== WHAT THE TASK ASKS ==
Select the lines of the records containing the word "Internationaler" and list them.

== RECORDS SHOWN ==
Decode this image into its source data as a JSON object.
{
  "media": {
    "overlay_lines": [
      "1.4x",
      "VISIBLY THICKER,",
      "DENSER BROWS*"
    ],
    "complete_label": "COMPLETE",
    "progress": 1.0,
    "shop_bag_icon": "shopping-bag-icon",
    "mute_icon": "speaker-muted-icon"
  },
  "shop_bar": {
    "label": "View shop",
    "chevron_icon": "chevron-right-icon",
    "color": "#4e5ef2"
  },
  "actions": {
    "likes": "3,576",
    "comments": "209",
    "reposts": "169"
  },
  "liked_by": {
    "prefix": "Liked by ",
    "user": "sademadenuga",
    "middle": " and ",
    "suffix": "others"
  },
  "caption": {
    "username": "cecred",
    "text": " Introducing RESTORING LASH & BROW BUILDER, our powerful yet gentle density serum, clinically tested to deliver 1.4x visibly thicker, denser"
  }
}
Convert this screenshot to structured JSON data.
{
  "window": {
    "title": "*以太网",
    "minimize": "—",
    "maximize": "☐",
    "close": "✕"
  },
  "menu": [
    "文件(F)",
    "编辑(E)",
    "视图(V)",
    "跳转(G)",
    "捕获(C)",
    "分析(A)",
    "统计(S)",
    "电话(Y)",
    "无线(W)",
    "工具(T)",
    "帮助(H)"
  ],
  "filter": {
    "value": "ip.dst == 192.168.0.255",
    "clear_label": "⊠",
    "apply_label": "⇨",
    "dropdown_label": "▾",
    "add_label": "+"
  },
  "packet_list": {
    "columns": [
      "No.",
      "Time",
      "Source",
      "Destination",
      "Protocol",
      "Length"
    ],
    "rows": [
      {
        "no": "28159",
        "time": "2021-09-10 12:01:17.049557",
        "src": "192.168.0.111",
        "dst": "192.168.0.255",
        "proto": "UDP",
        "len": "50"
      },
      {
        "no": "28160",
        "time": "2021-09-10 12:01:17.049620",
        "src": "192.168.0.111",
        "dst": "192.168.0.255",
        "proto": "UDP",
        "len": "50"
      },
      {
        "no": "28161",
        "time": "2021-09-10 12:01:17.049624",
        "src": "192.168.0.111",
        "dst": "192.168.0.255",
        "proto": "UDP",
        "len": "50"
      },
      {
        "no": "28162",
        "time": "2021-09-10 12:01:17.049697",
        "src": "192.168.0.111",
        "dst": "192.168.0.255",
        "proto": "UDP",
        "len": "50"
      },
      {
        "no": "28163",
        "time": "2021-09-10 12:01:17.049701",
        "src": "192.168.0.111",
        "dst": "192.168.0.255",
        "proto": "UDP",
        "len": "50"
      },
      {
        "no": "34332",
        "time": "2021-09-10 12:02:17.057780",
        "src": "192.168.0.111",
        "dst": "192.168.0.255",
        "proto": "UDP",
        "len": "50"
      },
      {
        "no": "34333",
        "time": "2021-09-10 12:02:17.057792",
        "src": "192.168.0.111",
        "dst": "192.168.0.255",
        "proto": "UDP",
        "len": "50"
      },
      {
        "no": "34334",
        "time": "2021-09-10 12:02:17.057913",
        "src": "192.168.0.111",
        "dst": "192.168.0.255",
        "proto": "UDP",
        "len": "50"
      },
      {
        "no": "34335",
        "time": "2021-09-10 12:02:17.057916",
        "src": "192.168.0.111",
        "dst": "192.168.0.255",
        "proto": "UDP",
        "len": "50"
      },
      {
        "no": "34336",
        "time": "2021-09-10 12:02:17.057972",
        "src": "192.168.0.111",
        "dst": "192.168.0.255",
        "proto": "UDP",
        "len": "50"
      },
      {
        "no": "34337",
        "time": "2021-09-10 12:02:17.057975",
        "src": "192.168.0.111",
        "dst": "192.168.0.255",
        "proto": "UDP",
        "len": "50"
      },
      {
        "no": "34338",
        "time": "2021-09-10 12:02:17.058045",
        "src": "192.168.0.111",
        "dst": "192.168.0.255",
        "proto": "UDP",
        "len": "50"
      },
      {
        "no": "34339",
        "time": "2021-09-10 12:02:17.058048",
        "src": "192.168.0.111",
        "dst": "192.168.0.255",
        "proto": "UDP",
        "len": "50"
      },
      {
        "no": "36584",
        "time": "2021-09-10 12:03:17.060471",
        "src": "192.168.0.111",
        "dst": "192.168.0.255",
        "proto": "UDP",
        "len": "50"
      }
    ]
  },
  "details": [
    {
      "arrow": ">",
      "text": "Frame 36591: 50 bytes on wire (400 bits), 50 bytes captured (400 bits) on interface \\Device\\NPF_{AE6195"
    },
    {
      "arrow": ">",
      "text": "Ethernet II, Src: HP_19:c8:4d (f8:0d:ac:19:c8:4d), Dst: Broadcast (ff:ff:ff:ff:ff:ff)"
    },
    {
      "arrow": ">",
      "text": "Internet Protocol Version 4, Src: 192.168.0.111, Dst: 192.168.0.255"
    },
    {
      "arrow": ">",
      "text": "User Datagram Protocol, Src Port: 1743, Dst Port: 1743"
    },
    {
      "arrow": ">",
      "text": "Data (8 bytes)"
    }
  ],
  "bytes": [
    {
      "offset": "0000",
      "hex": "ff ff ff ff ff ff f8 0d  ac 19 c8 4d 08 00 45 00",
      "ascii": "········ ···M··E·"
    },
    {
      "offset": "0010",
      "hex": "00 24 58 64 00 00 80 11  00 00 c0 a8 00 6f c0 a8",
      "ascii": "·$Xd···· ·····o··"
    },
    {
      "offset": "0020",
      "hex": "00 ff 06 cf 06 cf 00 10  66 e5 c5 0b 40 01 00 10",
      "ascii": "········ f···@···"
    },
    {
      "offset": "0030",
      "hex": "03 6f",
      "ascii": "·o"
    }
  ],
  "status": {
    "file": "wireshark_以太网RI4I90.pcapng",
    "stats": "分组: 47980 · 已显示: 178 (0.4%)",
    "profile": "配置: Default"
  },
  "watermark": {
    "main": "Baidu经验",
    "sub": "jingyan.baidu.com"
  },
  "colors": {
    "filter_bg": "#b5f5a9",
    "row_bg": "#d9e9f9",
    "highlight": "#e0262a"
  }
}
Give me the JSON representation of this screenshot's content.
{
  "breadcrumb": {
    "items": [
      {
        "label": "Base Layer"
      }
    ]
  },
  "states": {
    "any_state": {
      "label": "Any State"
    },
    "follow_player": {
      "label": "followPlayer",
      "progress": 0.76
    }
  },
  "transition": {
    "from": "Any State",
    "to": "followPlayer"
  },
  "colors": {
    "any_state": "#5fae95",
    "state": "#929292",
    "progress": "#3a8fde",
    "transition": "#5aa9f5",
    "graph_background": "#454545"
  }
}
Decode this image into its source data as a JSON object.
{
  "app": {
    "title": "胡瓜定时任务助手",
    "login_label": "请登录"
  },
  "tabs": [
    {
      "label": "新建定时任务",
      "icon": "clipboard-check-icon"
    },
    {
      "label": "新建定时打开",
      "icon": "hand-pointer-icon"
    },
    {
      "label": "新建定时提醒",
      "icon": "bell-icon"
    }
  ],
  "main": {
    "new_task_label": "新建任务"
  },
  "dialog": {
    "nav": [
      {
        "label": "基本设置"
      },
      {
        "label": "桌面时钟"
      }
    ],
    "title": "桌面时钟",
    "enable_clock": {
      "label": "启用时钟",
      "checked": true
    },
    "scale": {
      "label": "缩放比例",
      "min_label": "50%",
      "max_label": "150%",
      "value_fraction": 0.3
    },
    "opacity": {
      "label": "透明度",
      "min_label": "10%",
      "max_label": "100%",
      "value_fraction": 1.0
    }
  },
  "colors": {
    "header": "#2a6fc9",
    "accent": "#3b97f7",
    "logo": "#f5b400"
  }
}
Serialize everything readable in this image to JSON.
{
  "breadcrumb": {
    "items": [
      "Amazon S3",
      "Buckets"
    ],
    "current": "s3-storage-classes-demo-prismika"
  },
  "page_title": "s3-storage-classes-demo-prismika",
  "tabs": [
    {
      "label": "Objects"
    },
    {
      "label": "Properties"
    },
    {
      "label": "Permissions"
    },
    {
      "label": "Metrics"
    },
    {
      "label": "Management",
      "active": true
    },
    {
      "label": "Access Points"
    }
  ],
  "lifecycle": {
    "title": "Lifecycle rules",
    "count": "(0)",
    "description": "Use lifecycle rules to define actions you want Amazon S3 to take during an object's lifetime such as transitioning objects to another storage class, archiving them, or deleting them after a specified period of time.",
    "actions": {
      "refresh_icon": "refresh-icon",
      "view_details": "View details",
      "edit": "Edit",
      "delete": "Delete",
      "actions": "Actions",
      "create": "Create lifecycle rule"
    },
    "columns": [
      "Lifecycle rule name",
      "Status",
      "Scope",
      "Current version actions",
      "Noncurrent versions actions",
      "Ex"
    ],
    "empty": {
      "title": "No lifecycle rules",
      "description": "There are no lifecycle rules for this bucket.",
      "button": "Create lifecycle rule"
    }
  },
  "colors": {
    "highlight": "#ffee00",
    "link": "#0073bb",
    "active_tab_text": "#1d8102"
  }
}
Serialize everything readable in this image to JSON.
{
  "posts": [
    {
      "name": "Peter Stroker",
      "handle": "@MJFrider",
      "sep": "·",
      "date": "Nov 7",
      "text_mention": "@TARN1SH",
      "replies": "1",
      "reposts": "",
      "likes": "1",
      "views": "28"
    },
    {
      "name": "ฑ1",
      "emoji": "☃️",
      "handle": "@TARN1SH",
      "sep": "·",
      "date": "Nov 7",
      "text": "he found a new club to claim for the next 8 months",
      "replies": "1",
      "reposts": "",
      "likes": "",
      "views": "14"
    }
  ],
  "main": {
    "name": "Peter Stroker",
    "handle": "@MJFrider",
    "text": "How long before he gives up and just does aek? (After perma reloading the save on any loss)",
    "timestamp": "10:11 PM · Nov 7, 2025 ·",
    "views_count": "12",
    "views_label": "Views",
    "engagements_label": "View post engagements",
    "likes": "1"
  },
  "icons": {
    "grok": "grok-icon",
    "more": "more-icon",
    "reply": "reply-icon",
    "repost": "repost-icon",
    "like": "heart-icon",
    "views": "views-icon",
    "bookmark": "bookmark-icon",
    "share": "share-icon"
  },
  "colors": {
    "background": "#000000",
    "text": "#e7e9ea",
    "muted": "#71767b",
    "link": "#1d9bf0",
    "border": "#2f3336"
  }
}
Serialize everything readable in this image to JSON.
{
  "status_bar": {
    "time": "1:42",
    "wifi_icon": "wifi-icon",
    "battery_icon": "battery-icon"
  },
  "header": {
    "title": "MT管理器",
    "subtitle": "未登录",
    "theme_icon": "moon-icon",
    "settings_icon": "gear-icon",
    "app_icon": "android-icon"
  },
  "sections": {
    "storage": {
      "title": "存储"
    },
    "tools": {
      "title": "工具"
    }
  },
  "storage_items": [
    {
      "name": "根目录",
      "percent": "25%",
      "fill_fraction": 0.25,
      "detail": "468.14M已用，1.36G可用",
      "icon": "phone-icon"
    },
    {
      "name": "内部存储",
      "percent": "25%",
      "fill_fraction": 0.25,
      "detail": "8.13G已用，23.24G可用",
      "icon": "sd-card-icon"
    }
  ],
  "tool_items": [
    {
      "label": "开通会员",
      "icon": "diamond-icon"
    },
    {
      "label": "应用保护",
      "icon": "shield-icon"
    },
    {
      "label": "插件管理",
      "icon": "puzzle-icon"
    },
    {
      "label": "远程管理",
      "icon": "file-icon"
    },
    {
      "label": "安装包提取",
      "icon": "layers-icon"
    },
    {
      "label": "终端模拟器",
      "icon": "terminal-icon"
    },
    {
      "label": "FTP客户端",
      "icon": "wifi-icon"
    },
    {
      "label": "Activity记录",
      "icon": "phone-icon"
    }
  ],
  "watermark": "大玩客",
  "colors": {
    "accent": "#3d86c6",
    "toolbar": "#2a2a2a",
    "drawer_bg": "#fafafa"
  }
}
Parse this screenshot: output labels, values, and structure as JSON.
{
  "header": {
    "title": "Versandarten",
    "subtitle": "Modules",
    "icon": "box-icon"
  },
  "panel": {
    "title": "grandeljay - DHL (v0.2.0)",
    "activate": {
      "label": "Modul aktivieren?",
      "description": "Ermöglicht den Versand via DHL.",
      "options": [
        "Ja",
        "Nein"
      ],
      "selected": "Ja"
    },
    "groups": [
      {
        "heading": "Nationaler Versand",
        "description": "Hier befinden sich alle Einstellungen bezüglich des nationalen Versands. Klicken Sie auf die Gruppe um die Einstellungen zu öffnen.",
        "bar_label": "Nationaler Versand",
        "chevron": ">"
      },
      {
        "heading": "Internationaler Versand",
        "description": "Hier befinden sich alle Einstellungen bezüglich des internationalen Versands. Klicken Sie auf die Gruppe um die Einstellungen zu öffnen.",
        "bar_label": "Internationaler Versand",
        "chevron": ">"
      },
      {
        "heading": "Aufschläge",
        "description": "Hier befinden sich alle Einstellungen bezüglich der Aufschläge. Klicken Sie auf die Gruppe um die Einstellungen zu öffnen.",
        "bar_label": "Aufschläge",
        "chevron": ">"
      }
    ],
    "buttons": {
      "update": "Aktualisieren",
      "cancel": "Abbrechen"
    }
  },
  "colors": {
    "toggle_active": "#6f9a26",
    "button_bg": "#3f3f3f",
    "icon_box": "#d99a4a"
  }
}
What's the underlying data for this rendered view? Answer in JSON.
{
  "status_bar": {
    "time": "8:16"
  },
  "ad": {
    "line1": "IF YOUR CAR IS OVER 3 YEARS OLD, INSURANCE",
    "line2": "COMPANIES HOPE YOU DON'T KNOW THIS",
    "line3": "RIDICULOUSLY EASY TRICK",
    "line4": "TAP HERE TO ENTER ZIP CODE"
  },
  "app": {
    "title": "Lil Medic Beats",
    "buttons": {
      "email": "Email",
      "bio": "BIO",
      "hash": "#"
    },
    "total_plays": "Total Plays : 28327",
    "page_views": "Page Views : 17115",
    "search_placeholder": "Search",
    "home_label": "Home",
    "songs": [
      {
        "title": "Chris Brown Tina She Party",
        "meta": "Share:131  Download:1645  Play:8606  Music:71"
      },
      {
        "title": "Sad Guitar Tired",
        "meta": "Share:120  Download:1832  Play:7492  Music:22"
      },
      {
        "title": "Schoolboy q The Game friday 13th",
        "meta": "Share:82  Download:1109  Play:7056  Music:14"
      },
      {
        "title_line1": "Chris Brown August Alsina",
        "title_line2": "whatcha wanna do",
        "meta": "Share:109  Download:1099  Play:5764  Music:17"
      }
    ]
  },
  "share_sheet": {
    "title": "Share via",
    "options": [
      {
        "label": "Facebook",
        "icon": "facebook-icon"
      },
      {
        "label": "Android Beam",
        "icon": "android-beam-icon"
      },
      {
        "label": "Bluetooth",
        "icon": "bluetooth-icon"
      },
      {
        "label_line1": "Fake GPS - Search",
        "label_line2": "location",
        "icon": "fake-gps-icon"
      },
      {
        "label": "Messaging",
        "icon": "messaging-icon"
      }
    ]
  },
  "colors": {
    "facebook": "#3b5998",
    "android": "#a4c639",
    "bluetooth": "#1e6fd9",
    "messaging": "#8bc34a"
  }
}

== SOLVED PROBLEM ==
        "heading": "Internationaler Versand",
        "bar_label": "Internationaler Versand",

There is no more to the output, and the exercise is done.